Emily Leader, an attorney for the Pennsylvania School Boards Association, said the case is a textbook example of the kind of situations lawmakers intended the "predecisional'' exemption to cover.
"This exemption has meaning and, if you made (the Northampton draft budget) a public record under the facts of this case, I don't see how the exemption could have meaning,'' Leader said.
Melewsky said the budget figures should have been made public because the "predecisional'' exception does not apply to a proposal once it is presented to a quorum of board members for deliberation at a public meeting.
Pennsylvania's open-meetings law - also called the Sunshine Act - defines "deliberation'' as "the discussion of agency business held for the purpose of making a decision.''
Melewsky said the Right-to- Know and open-meetings laws are intended to ensure public access to most agency deliberations, whether they are confined to the day of the vote or unfold over the course of weeks.
"If we don't have the documents to follow along in those discussions, then the Sunshine Act and (the provision of the Right-to-Know Law) could be rendered meaningless,'' she said.
The newspaper has 30 days from Monday's ruling to decide if it will appeal the ruling in court.
The newspaper association, which lobbied for last year's overhaul of one of the nation's weakest open-records laws, warned that the decision could turn back the clock by more than two decades to a time when the open-meetings law required policy makers to hold open meetings only when they were voting or taking official action - allowing them to debate issues and make decisions behind closed doors.

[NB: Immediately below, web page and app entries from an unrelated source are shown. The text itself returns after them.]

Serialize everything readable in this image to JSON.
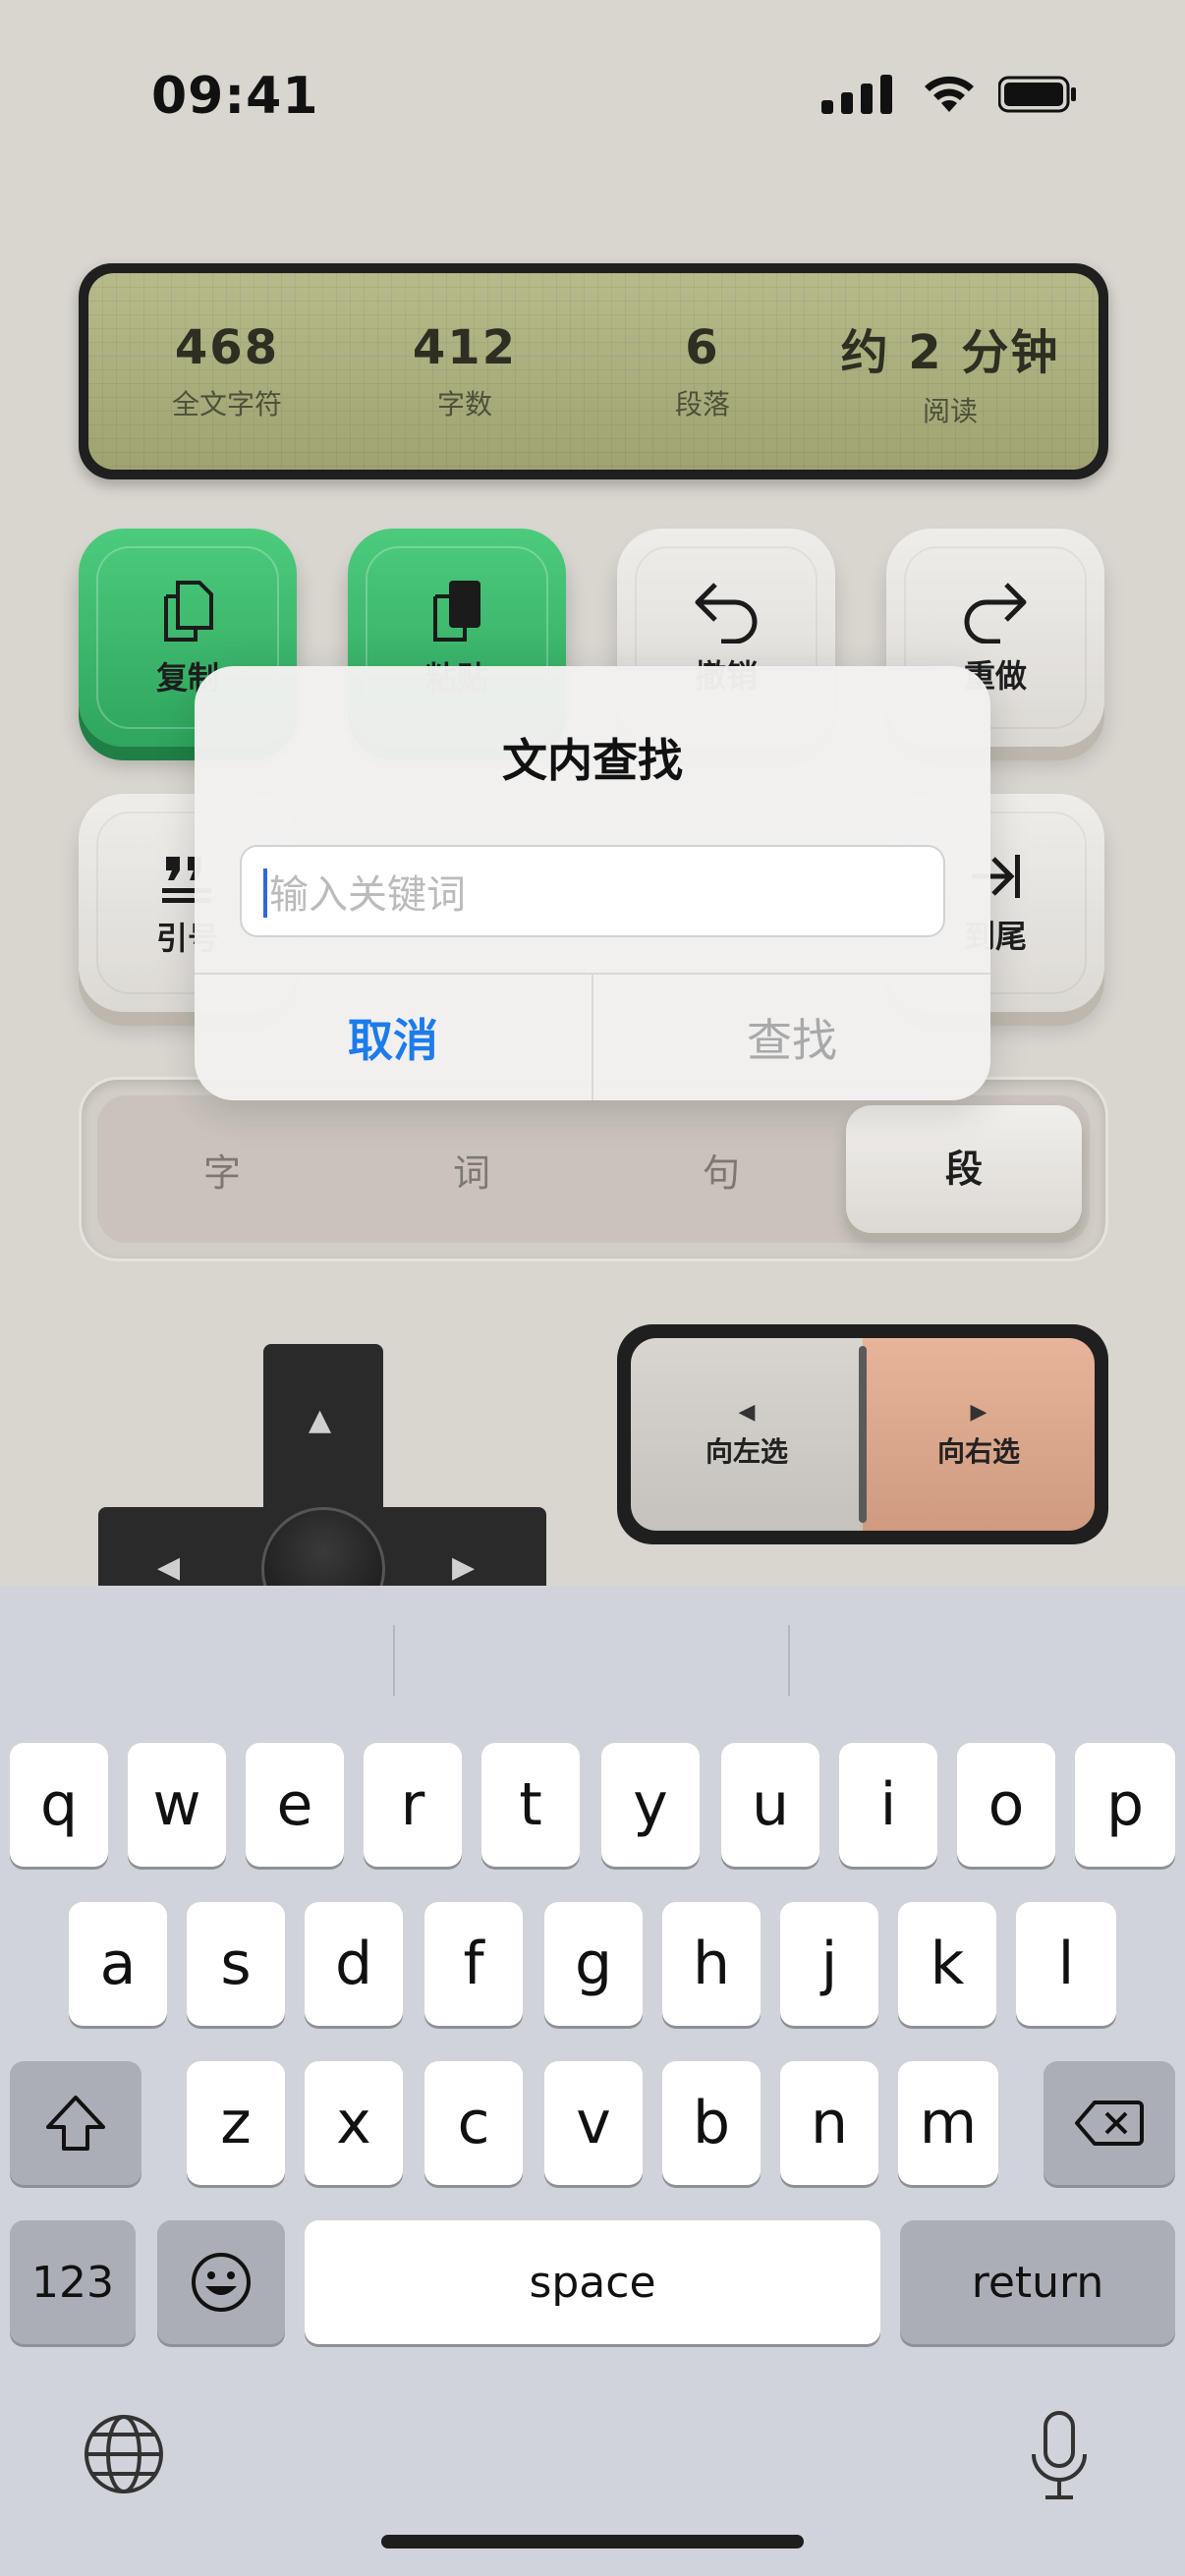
{
  "status_bar": {
    "time": "09:41"
  },
  "stats": [
    {
      "value": "468",
      "label": "全文字符"
    },
    {
      "value": "412",
      "label": "字数"
    },
    {
      "value": "6",
      "label": "段落"
    },
    {
      "value": "约 2 分钟",
      "label": "阅读"
    }
  ],
  "actions": {
    "copy": "复制",
    "paste": "粘贴",
    "undo": "撤销",
    "redo": "重做",
    "quote": "引号",
    "end": "到尾"
  },
  "granularity": {
    "items": [
      "字",
      "词",
      "句",
      "段"
    ],
    "selected": "段"
  },
  "select_toggle": {
    "left": "向左选",
    "right": "向右选"
  },
  "dialog": {
    "title": "文内查找",
    "placeholder": "输入关键词",
    "cancel": "取消",
    "find": "查找"
  },
  "keyboard": {
    "row1": [
      "q",
      "w",
      "e",
      "r",
      "t",
      "y",
      "u",
      "i",
      "o",
      "p"
    ],
    "row2": [
      "a",
      "s",
      "d",
      "f",
      "g",
      "h",
      "j",
      "k",
      "l"
    ],
    "row3": [
      "z",
      "x",
      "c",
      "v",
      "b",
      "n",
      "m"
    ],
    "numbers": "123",
    "space": "space",
    "return": "return"
  }
}
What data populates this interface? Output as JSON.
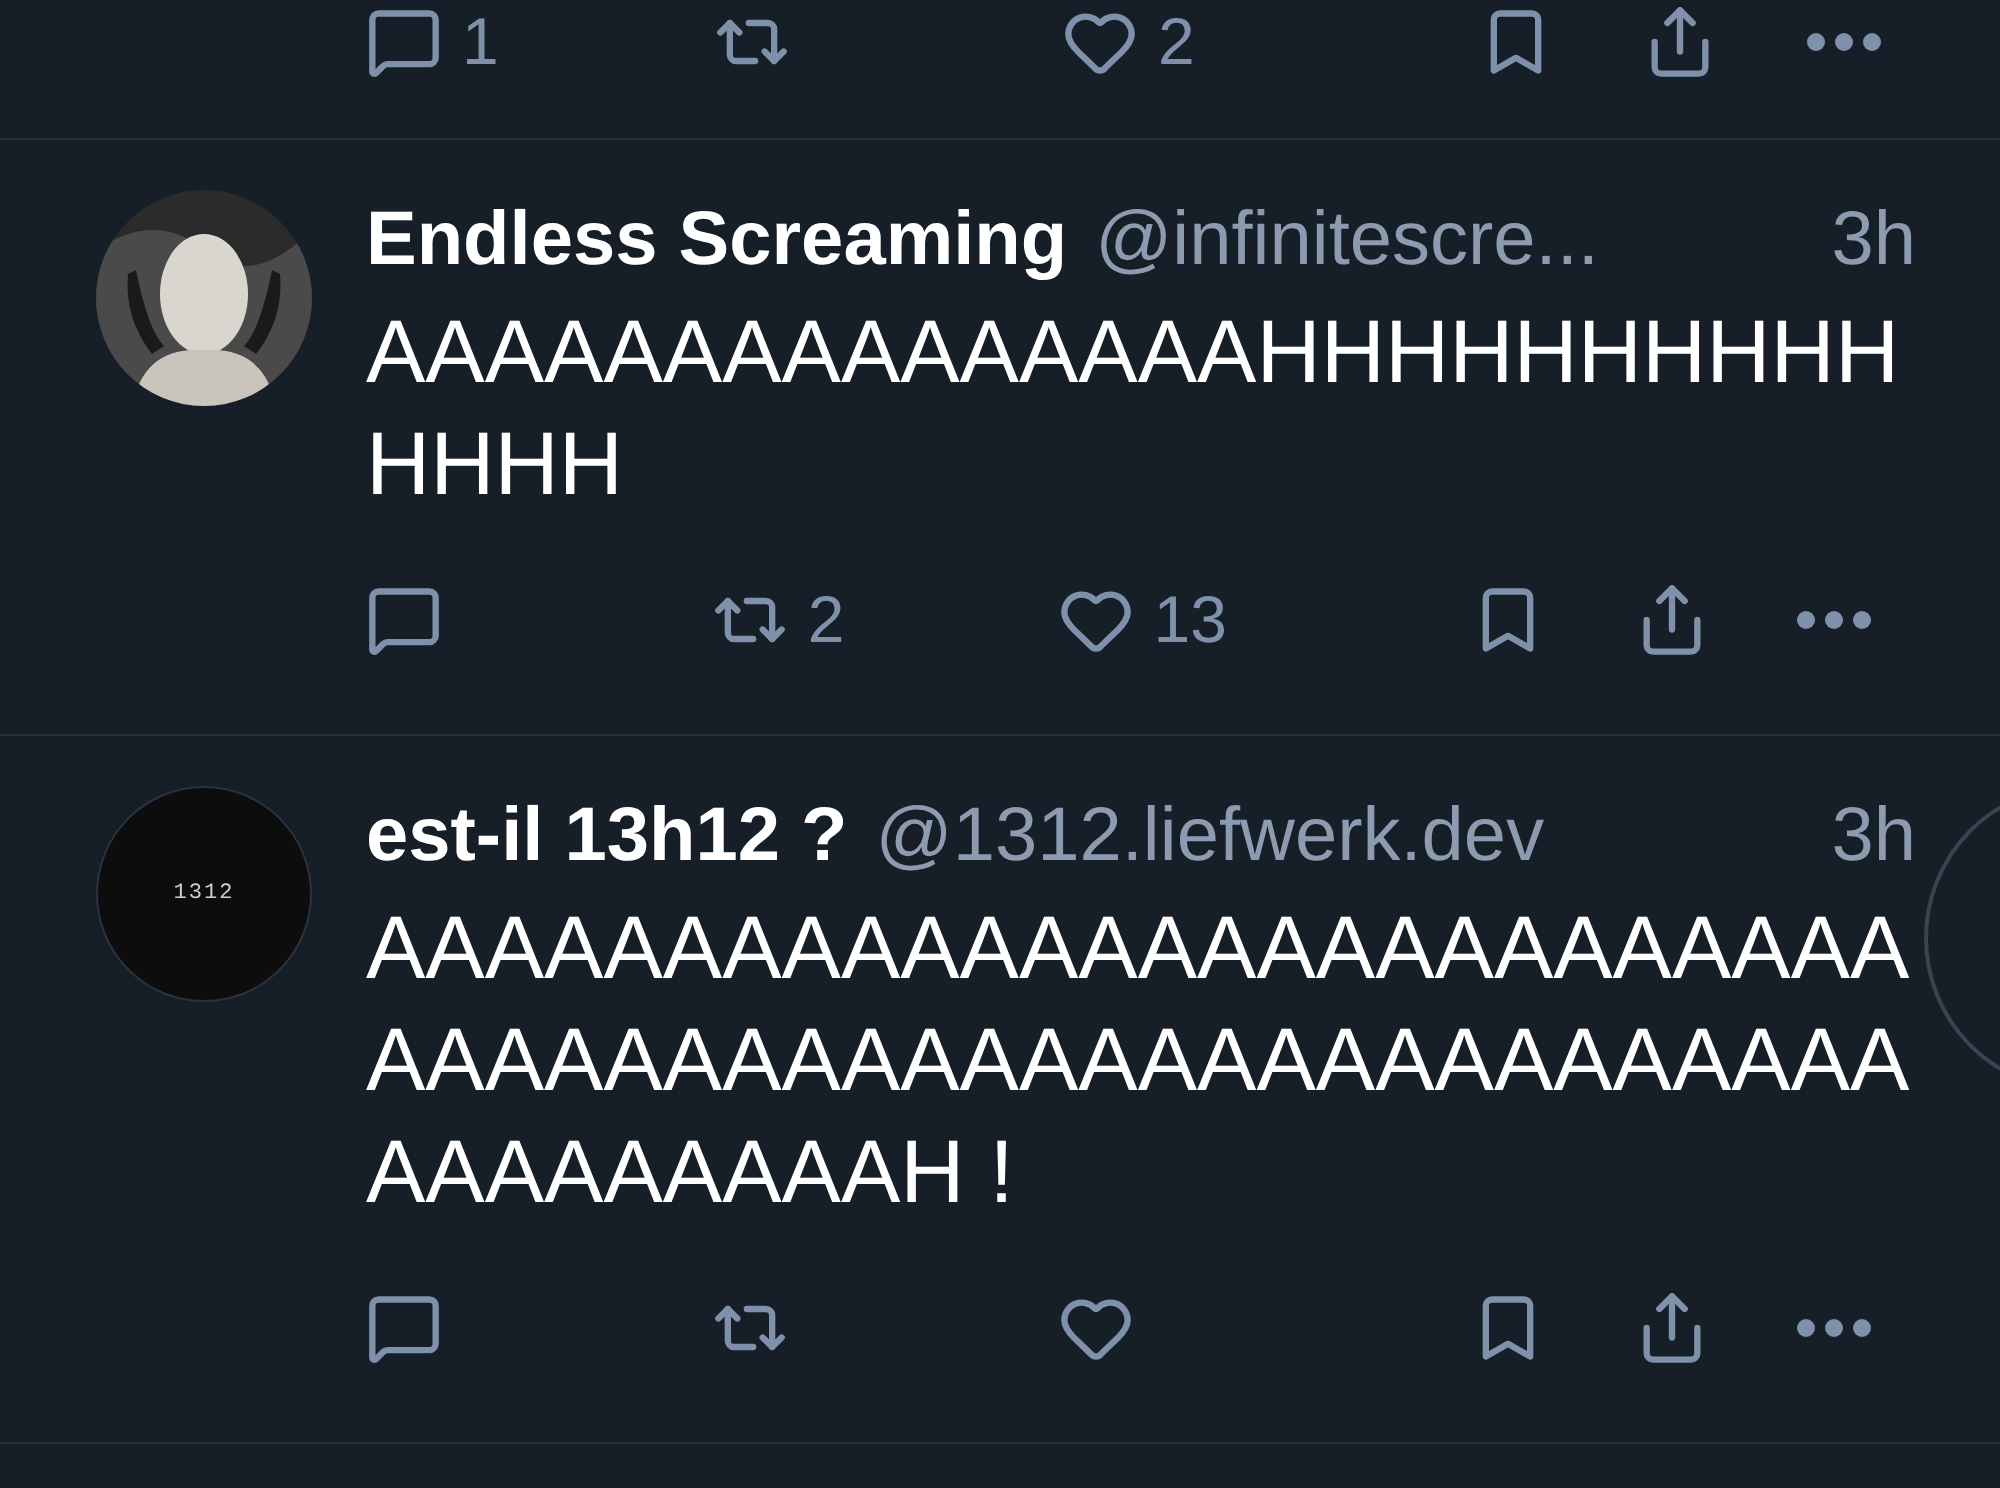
{
  "previous_post": {
    "actions": [
      {
        "kind": "reply",
        "count": "1"
      },
      {
        "kind": "repost"
      },
      {
        "kind": "like",
        "count": "2"
      },
      {
        "kind": "bookmark"
      },
      {
        "kind": "share"
      },
      {
        "kind": "more"
      }
    ]
  },
  "posts": [
    {
      "name": "Endless Screaming",
      "handle": "@infinitescre...",
      "time": "3h",
      "text": "AAAAAAAAAAAAAAAHHHHHHHHHHHHHH",
      "actions": [
        {
          "kind": "reply"
        },
        {
          "kind": "repost",
          "count": "2"
        },
        {
          "kind": "like",
          "count": "13"
        },
        {
          "kind": "bookmark"
        },
        {
          "kind": "share"
        },
        {
          "kind": "more"
        }
      ]
    },
    {
      "avatar": {
        "kind": "label",
        "label": "1312"
      },
      "name": "est-il 13h12 ?",
      "handle": "@1312.liefwerk.dev",
      "time": "3h",
      "text": "AAAAAAAAAAAAAAAAAAAAAAAAAAAAAAAAAAAAAAAAAAAAAAAAAAAAAAAAAAAAAH !",
      "actions": [
        {
          "kind": "reply"
        },
        {
          "kind": "repost"
        },
        {
          "kind": "like"
        },
        {
          "kind": "bookmark"
        },
        {
          "kind": "share"
        },
        {
          "kind": "more"
        }
      ]
    }
  ]
}
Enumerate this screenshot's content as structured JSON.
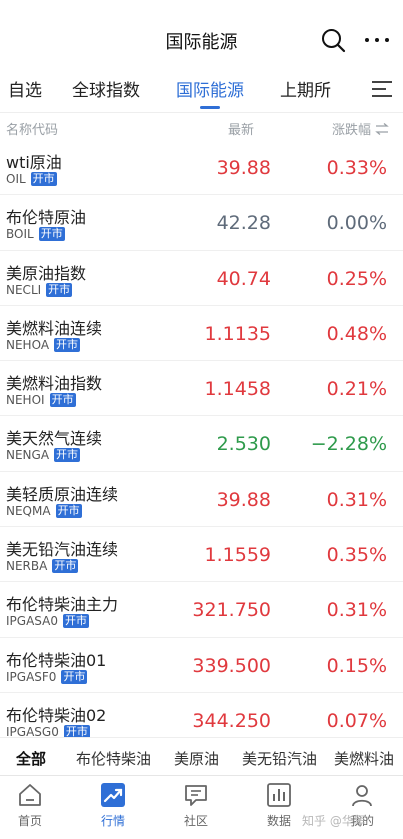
{
  "header": {
    "title": "国际能源"
  },
  "icons": {
    "search": "search-icon",
    "more": "more-icon",
    "menu": "menu-icon"
  },
  "colors": {
    "accent": "#2f6fd6",
    "up": "#e0393e",
    "down": "#2e9a4b",
    "flat": "#5f6b7a"
  },
  "tabs": [
    {
      "label": "自选"
    },
    {
      "label": "全球指数"
    },
    {
      "label": "国际能源",
      "active": true
    },
    {
      "label": "上期所"
    }
  ],
  "columns": {
    "name": "名称代码",
    "latest": "最新",
    "change": "涨跌幅"
  },
  "rows": [
    {
      "name": "wti原油",
      "code": "OIL",
      "badge": "开市",
      "price": "39.88",
      "change": "0.33%",
      "dir": "up"
    },
    {
      "name": "布伦特原油",
      "code": "BOIL",
      "badge": "开市",
      "price": "42.28",
      "change": "0.00%",
      "dir": "flat"
    },
    {
      "name": "美原油指数",
      "code": "NECLI",
      "badge": "开市",
      "price": "40.74",
      "change": "0.25%",
      "dir": "up"
    },
    {
      "name": "美燃料油连续",
      "code": "NEHOA",
      "badge": "开市",
      "price": "1.1135",
      "change": "0.48%",
      "dir": "up"
    },
    {
      "name": "美燃料油指数",
      "code": "NEHOI",
      "badge": "开市",
      "price": "1.1458",
      "change": "0.21%",
      "dir": "up"
    },
    {
      "name": "美天然气连续",
      "code": "NENGA",
      "badge": "开市",
      "price": "2.530",
      "change": "−2.28%",
      "dir": "down"
    },
    {
      "name": "美轻质原油连续",
      "code": "NEQMA",
      "badge": "开市",
      "price": "39.88",
      "change": "0.31%",
      "dir": "up"
    },
    {
      "name": "美无铅汽油连续",
      "code": "NERBA",
      "badge": "开市",
      "price": "1.1559",
      "change": "0.35%",
      "dir": "up"
    },
    {
      "name": "布伦特柴油主力",
      "code": "IPGASA0",
      "badge": "开市",
      "price": "321.750",
      "change": "0.31%",
      "dir": "up"
    },
    {
      "name": "布伦特柴油01",
      "code": "IPGASF0",
      "badge": "开市",
      "price": "339.500",
      "change": "0.15%",
      "dir": "up"
    },
    {
      "name": "布伦特柴油02",
      "code": "IPGASG0",
      "badge": "开市",
      "price": "344.250",
      "change": "0.07%",
      "dir": "up"
    }
  ],
  "subtabs": [
    {
      "label": "全部",
      "active": true
    },
    {
      "label": "布伦特柴油"
    },
    {
      "label": "美原油"
    },
    {
      "label": "美无铅汽油"
    },
    {
      "label": "美燃料油"
    }
  ],
  "nav": [
    {
      "label": "首页",
      "icon": "home-icon"
    },
    {
      "label": "行情",
      "icon": "trend-icon",
      "active": true
    },
    {
      "label": "社区",
      "icon": "chat-icon"
    },
    {
      "label": "数据",
      "icon": "bar-chart-icon"
    },
    {
      "label": "我的",
      "icon": "user-icon"
    }
  ],
  "watermark": "知乎 @华罕"
}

Leader, the school boards' attorney, said the question of whether or not deliberations should be open will often depend on the circumstances.
"I think the courts won't have trouble parsing this case by case,'' she said.